Various interconnected narrative threads on the Philippine Revolution of 1896-1897 against the Spanish colonial government make up Hele Sa Hiwagang Hapis / A Lullaby to the Sorrowful Mystery: the story of the ballad of Jocelynang Baliwag, which became the hymn of the revolution; Gregoria de Jesús’s desperate search for the body of the father of the Philippine Revolution, Andrés Bonifacio; the journey of the national heroes Simon and Isagani, who are fictional characters; and the role of the mythical hero of the Philippine resistance, Bernardo Carpio, and the half-man, half-horse Tikbalang / Engkanto in the Philippine psyche. This film represents a fusion of history, literature and mythology.

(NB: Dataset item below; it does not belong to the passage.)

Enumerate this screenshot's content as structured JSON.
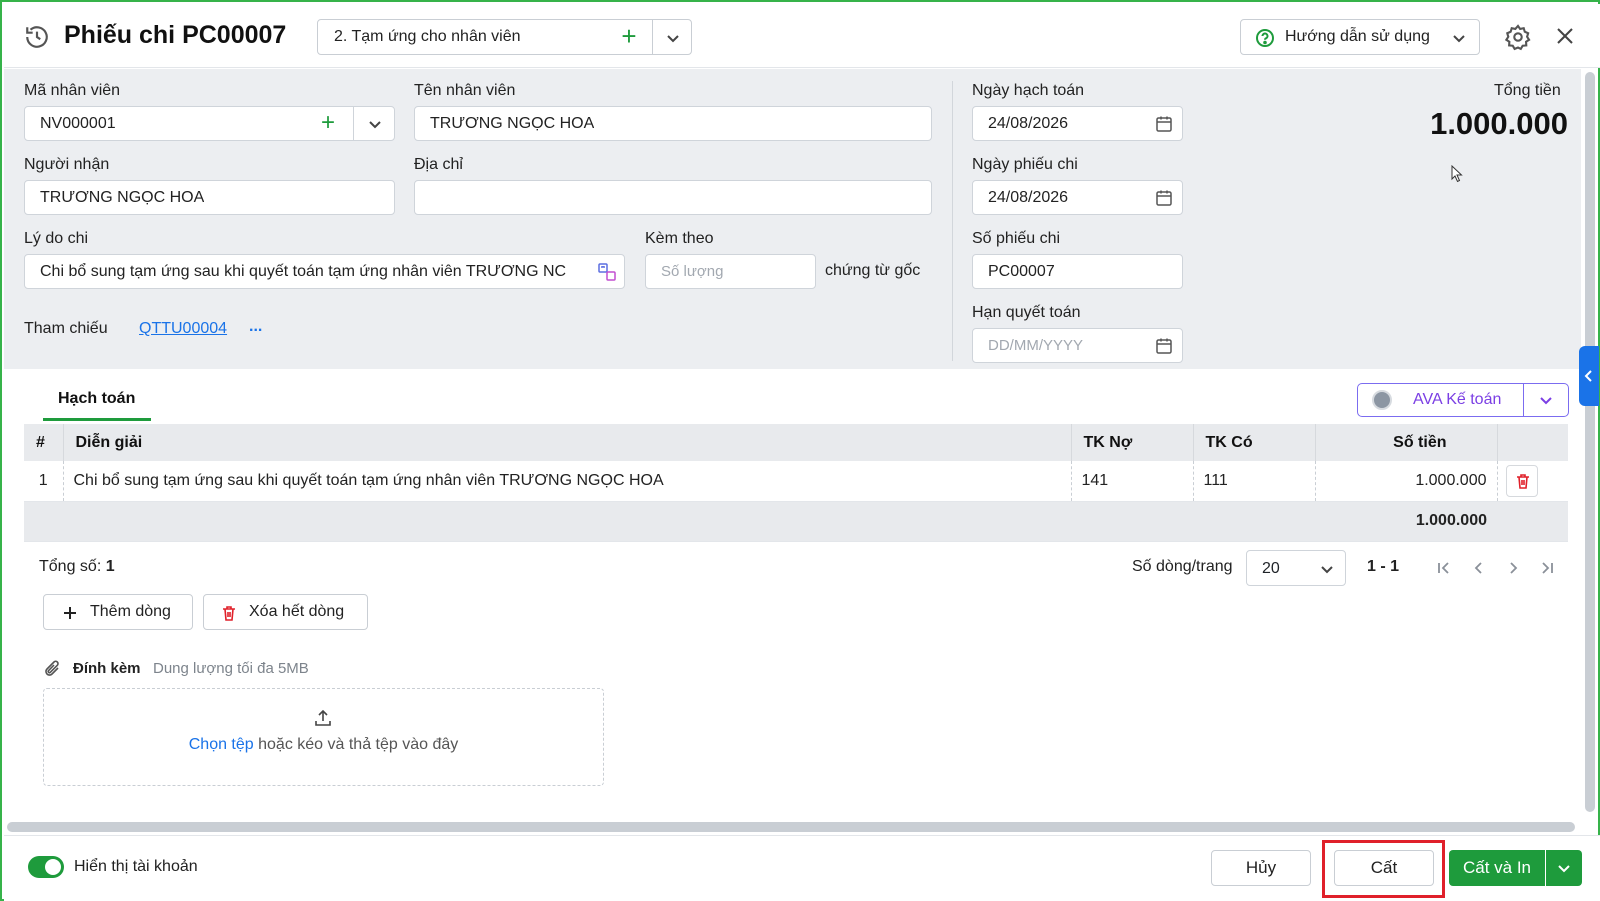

On the last day of summer, Louise, an old woman realizes that the last train has departed without her. She finds herself alone in a small seaside resort town, abandoned by everyone. The weather quickly turns for the worse followed by the seasonal tides. Fragile and coquettish, not nearly as well-prepared as a would-be Robinson Crusoe, Louise isn’t likely to make it through the winter. Yet, Louise takes her abandonment as a challenge. She’s going to survive, confronting the elements as well as her memories, which have found the perfect occasion to join in the adventure…
An experimental documentary. Eleven parables recount events from the history of the state of Illinois: regional vignettes about faith, force, technology and exodus. From the violent eviction of the Cherokee to the establishment of a utopian community of French Icarians, the invention of the nuclear reactor, and the murder of Black Panther leader Fred Hampton, the film relays histories of settlement, removal, technological breakthrough, violence, messianism, and resistance. Illinois functions here as a convenient structural ruse, allowing its histories to become allegories that explore how societies are shaped by conviction and ideology.
The Chilean documentary maker Ignacio Agüero is preparing his first fictional feature film based on an old documentary project that he never completed. In the early 1980s, on the island of Meulín, in the Chiloé region, a young couple disappears in the woods in the area totally without trace. A myth developed around this mysterious tragic love story. Ignacio Agüero will travel to the scene of the crime in search of locations and non-professional actors to finally gradually discover how his film is going to develop.